THE PROBLEM >>
I'd like every line from the material below that has "Extrude" in it.

TASK INPUT >>
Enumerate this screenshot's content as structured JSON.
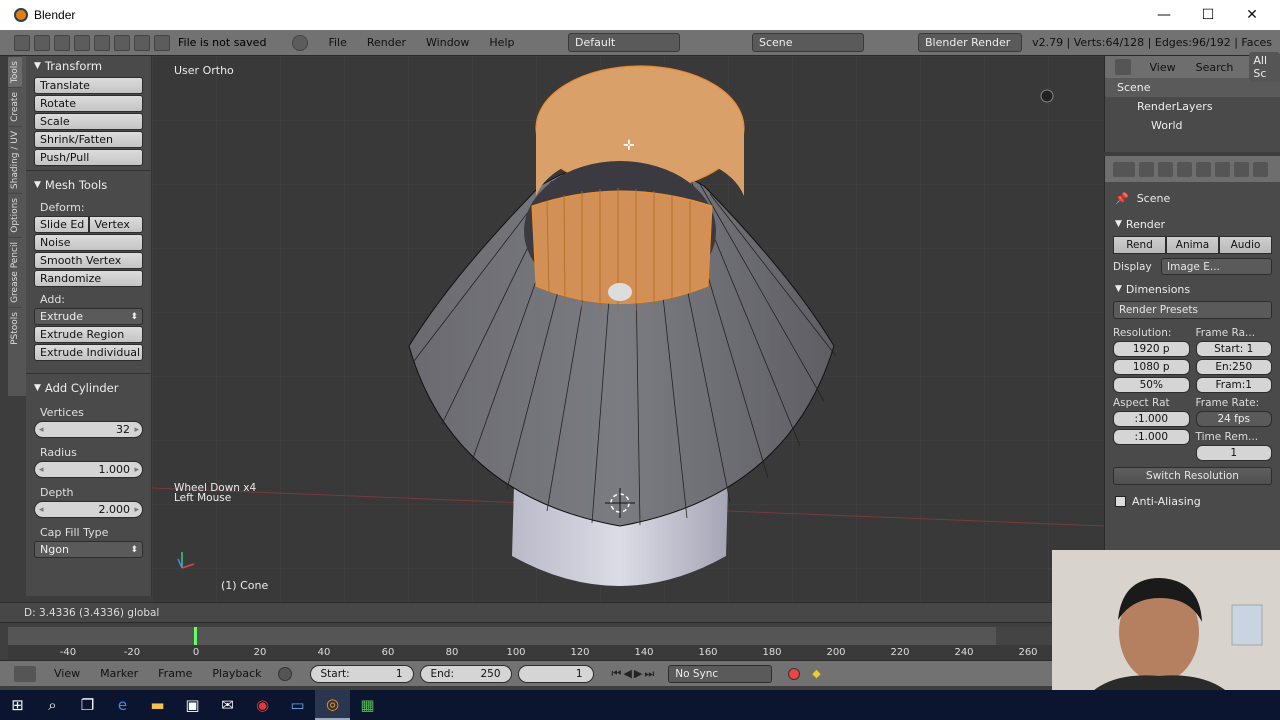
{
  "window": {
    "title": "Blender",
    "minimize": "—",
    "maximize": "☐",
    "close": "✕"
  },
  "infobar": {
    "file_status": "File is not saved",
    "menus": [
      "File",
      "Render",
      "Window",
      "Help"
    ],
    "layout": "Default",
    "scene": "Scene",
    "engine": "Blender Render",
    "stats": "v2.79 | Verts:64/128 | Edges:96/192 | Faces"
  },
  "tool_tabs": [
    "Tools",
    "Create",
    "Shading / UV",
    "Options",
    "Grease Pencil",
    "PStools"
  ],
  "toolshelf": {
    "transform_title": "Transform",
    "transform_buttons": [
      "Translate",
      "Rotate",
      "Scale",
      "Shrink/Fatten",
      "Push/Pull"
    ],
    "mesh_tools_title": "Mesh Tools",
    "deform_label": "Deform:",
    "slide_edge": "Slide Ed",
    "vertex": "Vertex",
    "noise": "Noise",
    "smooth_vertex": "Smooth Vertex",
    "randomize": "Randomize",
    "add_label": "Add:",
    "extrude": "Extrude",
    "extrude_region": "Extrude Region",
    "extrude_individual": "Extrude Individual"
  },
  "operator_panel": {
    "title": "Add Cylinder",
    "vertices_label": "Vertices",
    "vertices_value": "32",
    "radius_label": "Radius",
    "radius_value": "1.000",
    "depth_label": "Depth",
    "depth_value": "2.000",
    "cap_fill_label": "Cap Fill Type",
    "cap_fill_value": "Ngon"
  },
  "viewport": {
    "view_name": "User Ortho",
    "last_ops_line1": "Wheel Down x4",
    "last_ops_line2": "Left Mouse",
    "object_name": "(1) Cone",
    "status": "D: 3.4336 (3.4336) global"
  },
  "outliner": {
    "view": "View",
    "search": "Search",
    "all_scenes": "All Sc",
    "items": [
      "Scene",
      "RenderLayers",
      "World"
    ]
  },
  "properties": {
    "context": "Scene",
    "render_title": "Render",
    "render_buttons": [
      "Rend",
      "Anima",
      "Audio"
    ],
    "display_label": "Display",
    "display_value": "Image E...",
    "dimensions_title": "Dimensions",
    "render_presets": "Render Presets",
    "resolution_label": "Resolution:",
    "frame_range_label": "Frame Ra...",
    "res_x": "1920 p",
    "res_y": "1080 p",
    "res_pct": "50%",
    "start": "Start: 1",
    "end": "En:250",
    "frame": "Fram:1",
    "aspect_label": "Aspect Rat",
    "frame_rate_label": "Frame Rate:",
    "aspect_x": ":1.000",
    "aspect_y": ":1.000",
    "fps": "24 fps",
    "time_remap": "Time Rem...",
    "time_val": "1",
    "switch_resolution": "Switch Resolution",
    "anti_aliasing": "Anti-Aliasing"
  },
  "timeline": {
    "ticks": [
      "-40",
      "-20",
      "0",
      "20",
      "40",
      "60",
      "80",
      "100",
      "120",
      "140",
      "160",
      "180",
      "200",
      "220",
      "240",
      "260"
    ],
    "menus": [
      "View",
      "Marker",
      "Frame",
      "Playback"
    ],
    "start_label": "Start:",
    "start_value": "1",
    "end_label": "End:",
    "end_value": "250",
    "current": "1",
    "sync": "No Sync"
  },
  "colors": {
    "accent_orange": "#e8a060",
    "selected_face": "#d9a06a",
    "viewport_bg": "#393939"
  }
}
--
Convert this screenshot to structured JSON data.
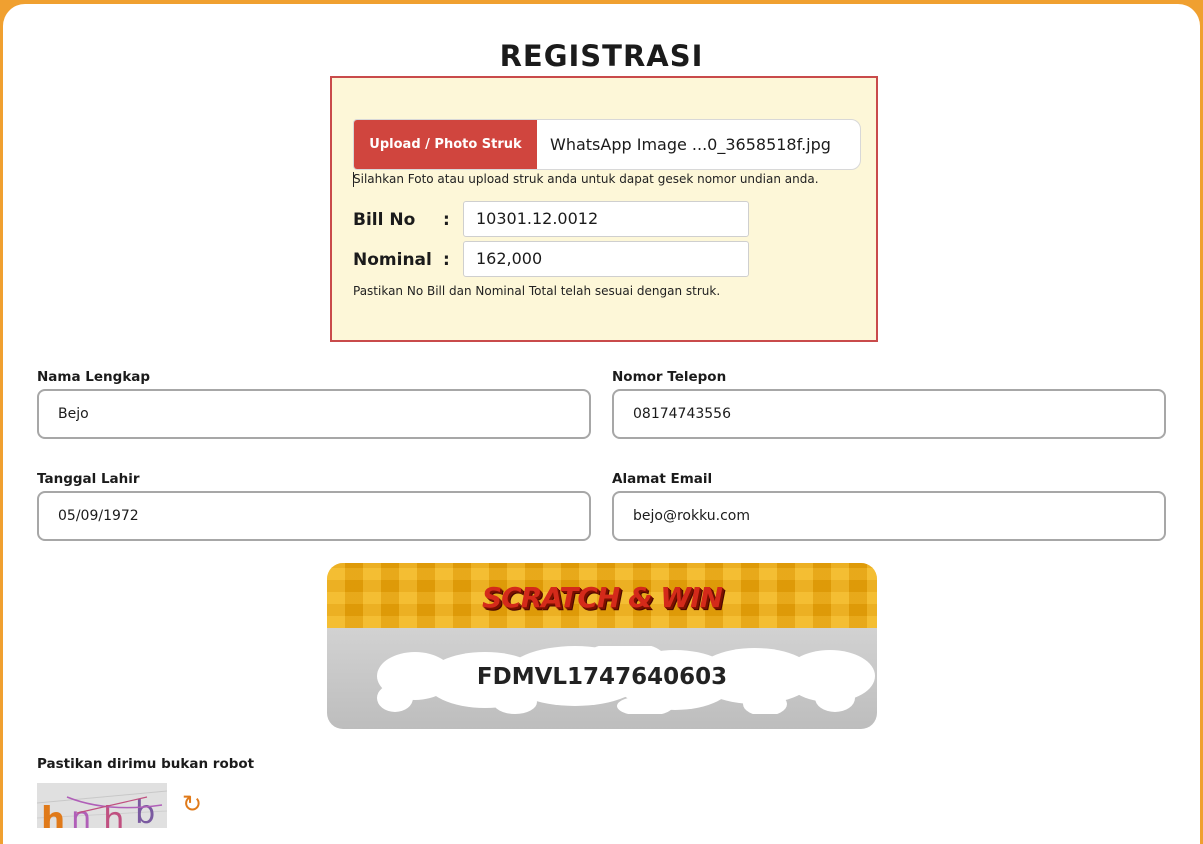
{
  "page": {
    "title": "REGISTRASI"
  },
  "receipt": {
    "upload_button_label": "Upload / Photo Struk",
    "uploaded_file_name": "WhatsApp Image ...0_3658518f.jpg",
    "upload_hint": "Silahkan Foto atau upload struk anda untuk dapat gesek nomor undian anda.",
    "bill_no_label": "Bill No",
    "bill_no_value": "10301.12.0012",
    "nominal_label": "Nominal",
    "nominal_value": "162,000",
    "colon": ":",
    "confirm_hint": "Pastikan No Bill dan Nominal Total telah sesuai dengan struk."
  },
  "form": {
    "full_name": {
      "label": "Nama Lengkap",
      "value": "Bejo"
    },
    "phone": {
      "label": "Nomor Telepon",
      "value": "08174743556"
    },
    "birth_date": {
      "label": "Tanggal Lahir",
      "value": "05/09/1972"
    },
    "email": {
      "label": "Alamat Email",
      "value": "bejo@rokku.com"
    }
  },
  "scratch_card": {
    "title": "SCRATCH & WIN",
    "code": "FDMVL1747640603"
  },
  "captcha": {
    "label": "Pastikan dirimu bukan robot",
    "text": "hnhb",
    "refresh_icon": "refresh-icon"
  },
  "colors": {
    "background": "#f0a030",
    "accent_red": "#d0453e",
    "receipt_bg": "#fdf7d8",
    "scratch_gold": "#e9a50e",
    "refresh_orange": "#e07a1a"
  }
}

ANSWER TO THIS EXERCISE >>
    "extrude": "Extrude",
    "extrude_region": "Extrude Region",
    "extrude_individual": "Extrude Individual"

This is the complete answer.